*** Supplied information ***
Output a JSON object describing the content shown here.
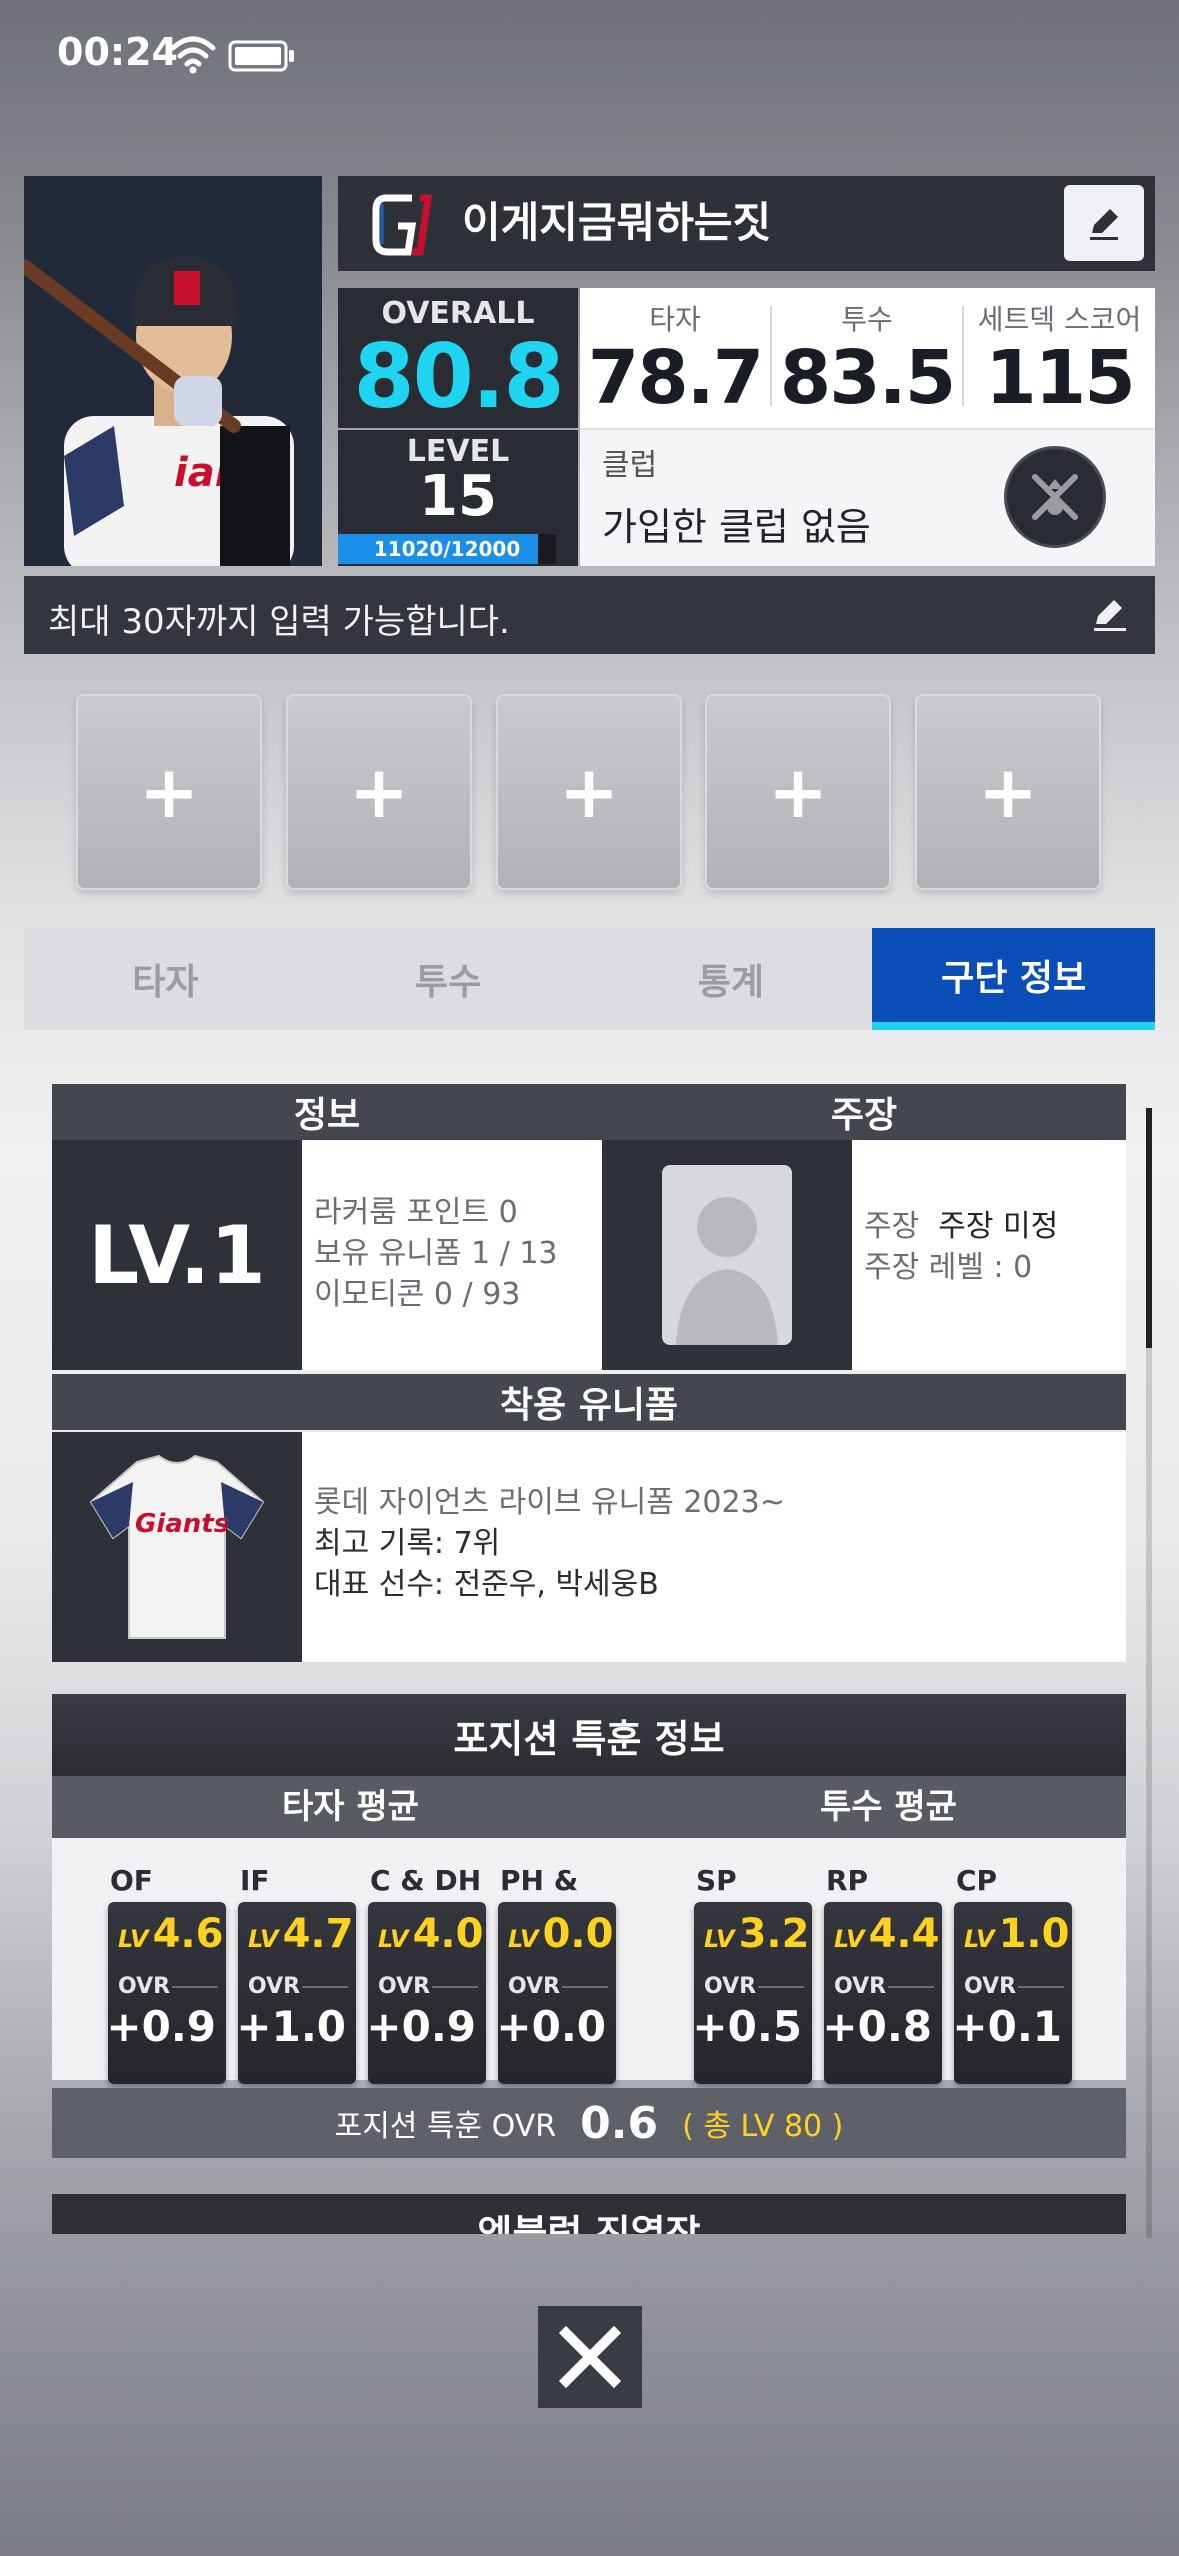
{
  "status_bar": {
    "time": "00:24"
  },
  "profile": {
    "nickname": "이게지금뭐하는짓",
    "overall_label": "OVERALL",
    "overall_value": "80.8",
    "level_label": "LEVEL",
    "level_value": "15",
    "exp_text": "11020/12000",
    "exp_fraction": 0.918,
    "stats": [
      {
        "label": "타자",
        "value": "78.7"
      },
      {
        "label": "투수",
        "value": "83.5"
      },
      {
        "label": "세트덱 스코어",
        "value": "115"
      }
    ],
    "club_label": "클럽",
    "club_value": "가입한 클럽 없음",
    "motto_placeholder": "최대 30자까지 입력 가능합니다."
  },
  "slots": [
    "+",
    "+",
    "+",
    "+",
    "+"
  ],
  "tabs": [
    {
      "label": "타자",
      "active": false
    },
    {
      "label": "투수",
      "active": false
    },
    {
      "label": "통계",
      "active": false
    },
    {
      "label": "구단 정보",
      "active": true
    }
  ],
  "team_info": {
    "info_header": "정보",
    "captain_header": "주장",
    "level": "LV.1",
    "lines": [
      "라커룸 포인트  0",
      "보유 유니폼 1 / 13",
      "이모티콘 0 / 93"
    ],
    "captain_label": "주장",
    "captain_value": "주장 미정",
    "captain_level": "주장 레벨 :  0",
    "uniform_header": "착용 유니폼",
    "uniform_name": "롯데 자이언츠 라이브 유니폼  2023~",
    "best_record": "최고 기록: 7위",
    "representative": "대표 선수: 전준우, 박세웅B"
  },
  "position_training": {
    "title": "포지션 특훈 정보",
    "batter_avg_label": "타자 평균",
    "pitcher_avg_label": "투수 평균",
    "lv_prefix": "LV",
    "ovr_label": "OVR",
    "cards": [
      {
        "pos": "OF",
        "lv": "4.6",
        "ovr": "+0.9"
      },
      {
        "pos": "IF",
        "lv": "4.7",
        "ovr": "+1.0"
      },
      {
        "pos": "C & DH",
        "lv": "4.0",
        "ovr": "+0.9"
      },
      {
        "pos": "PH & PR",
        "lv": "0.0",
        "ovr": "+0.0"
      },
      {
        "pos": "SP",
        "lv": "3.2",
        "ovr": "+0.5"
      },
      {
        "pos": "RP",
        "lv": "4.4",
        "ovr": "+0.8"
      },
      {
        "pos": "CP",
        "lv": "1.0",
        "ovr": "+0.1"
      }
    ],
    "footer_label": "포지션 특훈 OVR",
    "footer_value": "0.6",
    "footer_total": "( 총 LV 80 )"
  },
  "next_section_title": "엠블럼 진열장",
  "colors": {
    "accent_cyan": "#1fd4f0",
    "tab_active": "#0a4eb8",
    "gold": "#ffd21f"
  }
}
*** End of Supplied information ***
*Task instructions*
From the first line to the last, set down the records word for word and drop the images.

*Output below*
Output a JSON object describing the content shown here.
{
  "status_bar": {
    "time": "00:24"
  },
  "profile": {
    "nickname": "이게지금뭐하는짓",
    "overall_label": "OVERALL",
    "overall_value": "80.8",
    "level_label": "LEVEL",
    "level_value": "15",
    "exp_text": "11020/12000",
    "exp_fraction": 0.918,
    "stats": [
      {
        "label": "타자",
        "value": "78.7"
      },
      {
        "label": "투수",
        "value": "83.5"
      },
      {
        "label": "세트덱 스코어",
        "value": "115"
      }
    ],
    "club_label": "클럽",
    "club_value": "가입한 클럽 없음",
    "motto_placeholder": "최대 30자까지 입력 가능합니다."
  },
  "slots": [
    "+",
    "+",
    "+",
    "+",
    "+"
  ],
  "tabs": [
    {
      "label": "타자",
      "active": false
    },
    {
      "label": "투수",
      "active": false
    },
    {
      "label": "통계",
      "active": false
    },
    {
      "label": "구단 정보",
      "active": true
    }
  ],
  "team_info": {
    "info_header": "정보",
    "captain_header": "주장",
    "level": "LV.1",
    "lines": [
      "라커룸 포인트  0",
      "보유 유니폼 1 / 13",
      "이모티콘 0 / 93"
    ],
    "captain_label": "주장",
    "captain_value": "주장 미정",
    "captain_level": "주장 레벨 :  0",
    "uniform_header": "착용 유니폼",
    "uniform_name": "롯데 자이언츠 라이브 유니폼  2023~",
    "best_record": "최고 기록: 7위",
    "representative": "대표 선수: 전준우, 박세웅B"
  },
  "position_training": {
    "title": "포지션 특훈 정보",
    "batter_avg_label": "타자 평균",
    "pitcher_avg_label": "투수 평균",
    "lv_prefix": "LV",
    "ovr_label": "OVR",
    "cards": [
      {
        "pos": "OF",
        "lv": "4.6",
        "ovr": "+0.9"
      },
      {
        "pos": "IF",
        "lv": "4.7",
        "ovr": "+1.0"
      },
      {
        "pos": "C & DH",
        "lv": "4.0",
        "ovr": "+0.9"
      },
      {
        "pos": "PH & PR",
        "lv": "0.0",
        "ovr": "+0.0"
      },
      {
        "pos": "SP",
        "lv": "3.2",
        "ovr": "+0.5"
      },
      {
        "pos": "RP",
        "lv": "4.4",
        "ovr": "+0.8"
      },
      {
        "pos": "CP",
        "lv": "1.0",
        "ovr": "+0.1"
      }
    ],
    "footer_label": "포지션 특훈 OVR",
    "footer_value": "0.6",
    "footer_total": "( 총 LV 80 )"
  },
  "next_section_title": "엠블럼 진열장",
  "colors": {
    "accent_cyan": "#1fd4f0",
    "tab_active": "#0a4eb8",
    "gold": "#ffd21f"
  }
}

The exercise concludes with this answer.